SP: What do people need to know about the show this weekend?
Khan: It will look more — and I’ve heard certain people describe the clothing this way — grunge. It’s street culture inspired and also has a mix of high fashion as well. There will be about 10 models. I had a casting call, then I asked a few people specifically if they wanted to model. Each model will walk out and showcase what they’re wearing. The clothing I think can be appreciated by all ages. Although it’s primarily for a younger audience — the models will be in their 20s or my age — but if you come I think you’ll enjoy yourself whether you like the clothing or not.
SP: Is this something you forsee doing as a career in the future?
Khan: At the moment it’s my primary hobby, and I’ll be honest with you, I’ve got no idea what I want to do. If I do have a first job, or if I go to university for this subject, it wouldn’t bother me, but the thing about it is, and this is with a lot of forms of art, it’s so uncertain. And so we’ll see how it goes.

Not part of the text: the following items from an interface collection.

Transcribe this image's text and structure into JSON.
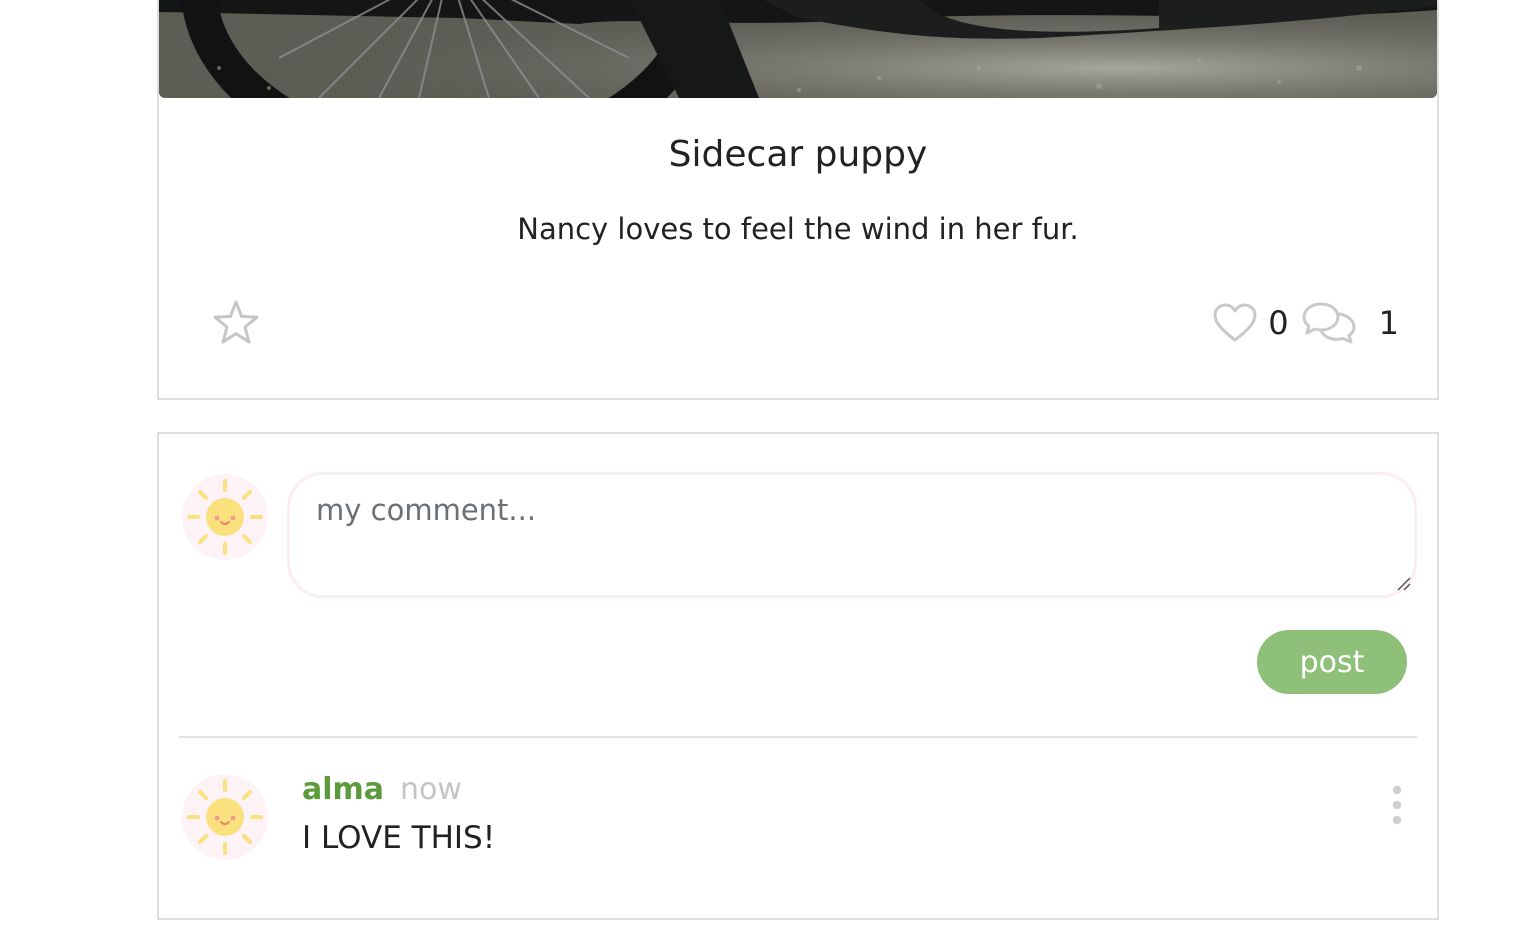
{
  "post": {
    "title": "Sidecar puppy",
    "caption": "Nancy loves to feel the wind in her fur.",
    "likes_count": "0",
    "comments_count": "1"
  },
  "composer": {
    "placeholder": "my comment...",
    "submit_label": "post"
  },
  "comments": [
    {
      "author": "alma",
      "time": "now",
      "text": "I LOVE THIS!"
    }
  ],
  "colors": {
    "accent_green": "#5c9a3c",
    "button_green": "#8fc07a",
    "card_border": "#dedede",
    "avatar_background": "#fdf3f6",
    "sun_yellow": "#fbe07e"
  },
  "icons": {
    "favorite": "star-outline-icon",
    "likes": "heart-outline-icon",
    "comments": "speech-bubbles-icon",
    "avatar": "sun-face-icon",
    "more": "vertical-dots-icon"
  }
}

Khan's runway show will take place with the support of Urbana First Fridays, GlamSquad at the University of Illinois, and Dan Maloney, owner of the Cohen Building. Admission is free.
Photos provided by Joseph Khan